From time to time I would persuade her to escape from the confined world of Hollywood; during these carefully planned getaways I took her to visit the old Spanish missions dating from the arrival of Christianity in California. Their white walls, silent chapels and paved cloisters echoing to our footsteps, the gardens with box hedges and crosses standing out against the blue sky, evoked a response in her.
I took her to Valentino’s monument where she picked one of the roses blooming there and noticed that he had died in 1926, the year she was born. She protested when I told her that those ‘whom the Gods love die young’ and declared that she wanted a long life even if she never became famous, but she had a feeling hers would be short.
As I broadened her horizons I brought up more serious subjects, introducing her to poetry through selected quotations. A line would often strike a chord within her, she would repeat it, and I knew she was committing it to memory; I noticed she remembered the saddest ones: ‘Life is a fragile shell’ or ‘Fame is the bright mourning of happiness.’
She was twenty and had never experienced the intoxication of success, yet already there was a shadow over her radiance, in her laughter.
One day when we were relaxing on the beach between photo sessions, I decided to capture some new expressions I had glimpsed on Marilyn’s face. Getting her in close-up, I asked her to react instinctively, without giving herself time to think, to the words happiness, surprise, reflection, doubt, peace of mind, sadness, self-torment…and death.
When I said ‘death’ she took hold of the folded dark-cloth and covered her head with it. Death to her was blackness, nothingness. I tried to coax another reaction from her. Death might be a beginning, the hope of an everlasting light.

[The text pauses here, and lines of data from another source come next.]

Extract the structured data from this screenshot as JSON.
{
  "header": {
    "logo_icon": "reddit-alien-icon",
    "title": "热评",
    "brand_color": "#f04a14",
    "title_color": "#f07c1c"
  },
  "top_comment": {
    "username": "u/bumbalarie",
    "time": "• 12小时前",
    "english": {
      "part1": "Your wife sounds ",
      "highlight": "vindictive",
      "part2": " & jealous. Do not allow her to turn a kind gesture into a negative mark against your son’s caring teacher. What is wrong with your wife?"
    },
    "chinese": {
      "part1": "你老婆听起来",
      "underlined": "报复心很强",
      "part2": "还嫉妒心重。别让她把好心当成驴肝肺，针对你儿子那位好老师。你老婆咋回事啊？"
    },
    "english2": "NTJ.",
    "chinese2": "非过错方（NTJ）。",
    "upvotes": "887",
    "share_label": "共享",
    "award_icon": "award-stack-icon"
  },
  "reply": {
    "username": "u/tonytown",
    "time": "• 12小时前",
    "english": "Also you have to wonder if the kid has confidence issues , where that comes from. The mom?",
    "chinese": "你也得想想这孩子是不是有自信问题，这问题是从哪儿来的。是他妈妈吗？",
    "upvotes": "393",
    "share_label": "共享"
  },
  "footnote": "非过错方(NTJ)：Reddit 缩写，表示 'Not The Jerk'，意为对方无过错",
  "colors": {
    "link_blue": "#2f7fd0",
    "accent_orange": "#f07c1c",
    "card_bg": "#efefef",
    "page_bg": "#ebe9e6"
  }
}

She shook her head: ‘That’s what death is for me.’
She turned towards me, her face set and despairing, eyes dulled, her mouth suddenly bereft of colour. To her, death was ‘the end of everything.’